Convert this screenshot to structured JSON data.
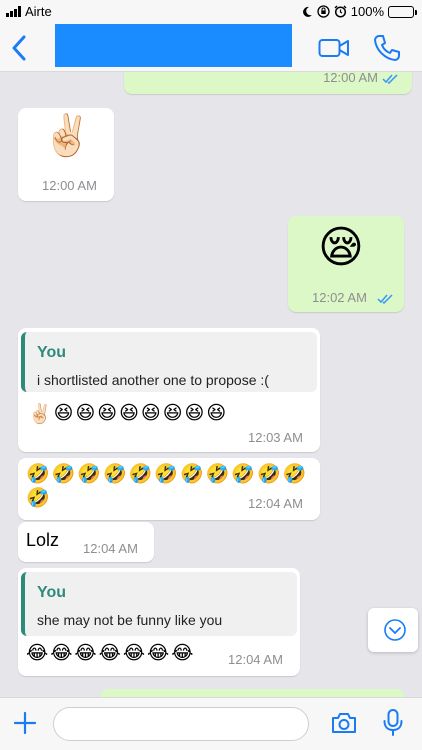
{
  "status_bar": {
    "carrier": "Airte",
    "battery": "100%",
    "battery_level": 1.0
  },
  "header": {
    "icons": [
      "chevron-left-icon",
      "video-call-icon",
      "phone-icon"
    ]
  },
  "colors": {
    "accent": "#1a7cf5",
    "incoming_bubble": "#ffffff",
    "outgoing_bubble": "#dcf8c6",
    "quote_name": "#2e8b7a",
    "chat_background": "#e5e5ea",
    "read_ticks": "#3497f9"
  },
  "messages": [
    {
      "direction": "out",
      "time": "12:00 AM",
      "read": true
    },
    {
      "direction": "in",
      "content": "✌🏻",
      "time": "12:00 AM"
    },
    {
      "direction": "out",
      "content": "😪",
      "time": "12:02 AM",
      "read": true
    },
    {
      "direction": "in",
      "quote": {
        "name": "You",
        "text": "i shortlisted another one to propose :("
      },
      "emojis": [
        "✌🏻",
        "😆",
        "😆",
        "😆",
        "😆",
        "😆",
        "😆",
        "😆",
        "😆"
      ],
      "time": "12:03 AM"
    },
    {
      "direction": "in",
      "emojis": [
        "🤣",
        "🤣",
        "🤣",
        "🤣",
        "🤣",
        "🤣",
        "🤣",
        "🤣",
        "🤣",
        "🤣",
        "🤣",
        "🤣"
      ],
      "time": "12:04 AM"
    },
    {
      "direction": "in",
      "text": "Lolz",
      "time": "12:04 AM"
    },
    {
      "direction": "in",
      "quote": {
        "name": "You",
        "text": "she may not be funny like you"
      },
      "emojis": [
        "😂",
        "😂",
        "😂",
        "😂",
        "😂",
        "😂",
        "😂"
      ],
      "time": "12:04 AM"
    }
  ],
  "input": {
    "placeholder": "",
    "value": ""
  }
}
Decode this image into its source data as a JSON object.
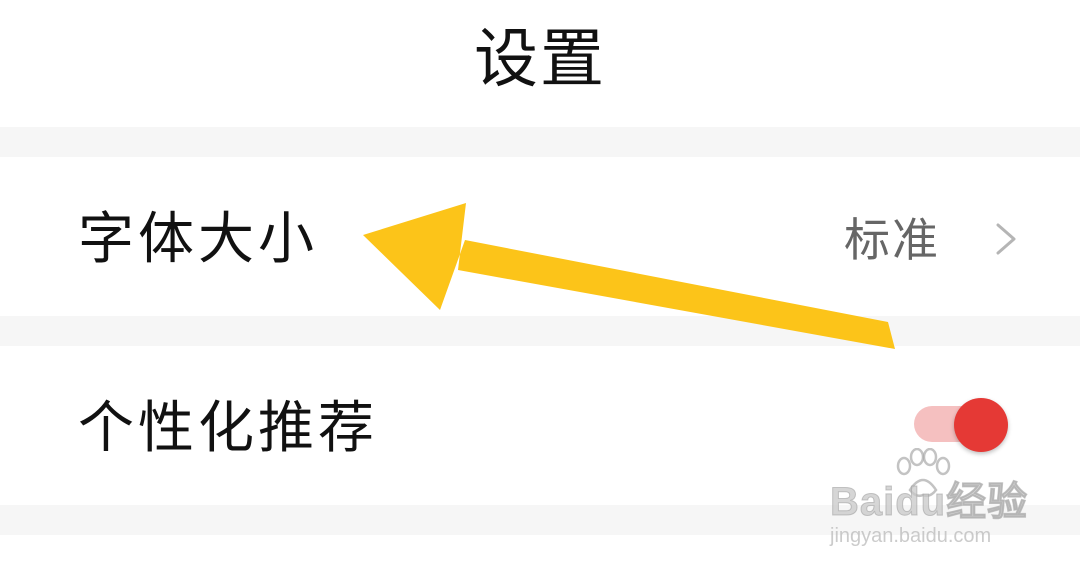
{
  "header": {
    "title": "设置"
  },
  "settings": {
    "font_size": {
      "label": "字体大小",
      "value": "标准"
    },
    "personalized_recommendation": {
      "label": "个性化推荐",
      "enabled": true
    }
  },
  "watermark": {
    "logo": "Baidu经验",
    "url": "jingyan.baidu.com"
  },
  "colors": {
    "toggle_on": "#e53935",
    "toggle_track": "#f5c0c0",
    "annotation_arrow": "#fcc419",
    "section_gap": "#f6f6f6"
  },
  "icons": {
    "chevron": "chevron-right-icon",
    "annotation": "arrow-annotation-icon"
  }
}
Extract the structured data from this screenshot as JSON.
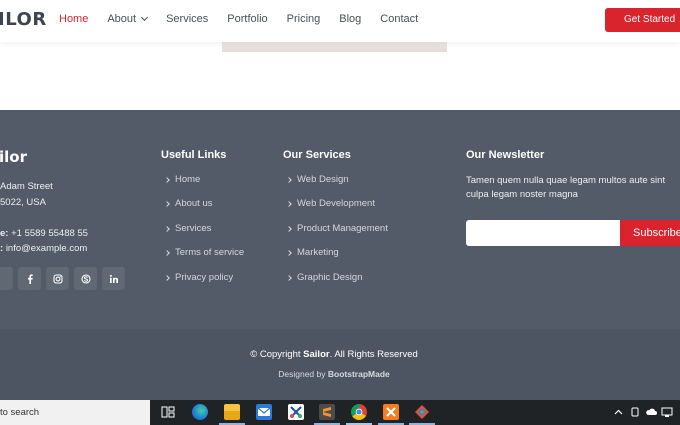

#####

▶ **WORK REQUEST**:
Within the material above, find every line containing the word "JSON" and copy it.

▶ **ANSWER**:
Convert this screenshot to structured JSON data.
Decode this image into its source data as a JSON object.
Extract the structured data from this screenshot as JSON.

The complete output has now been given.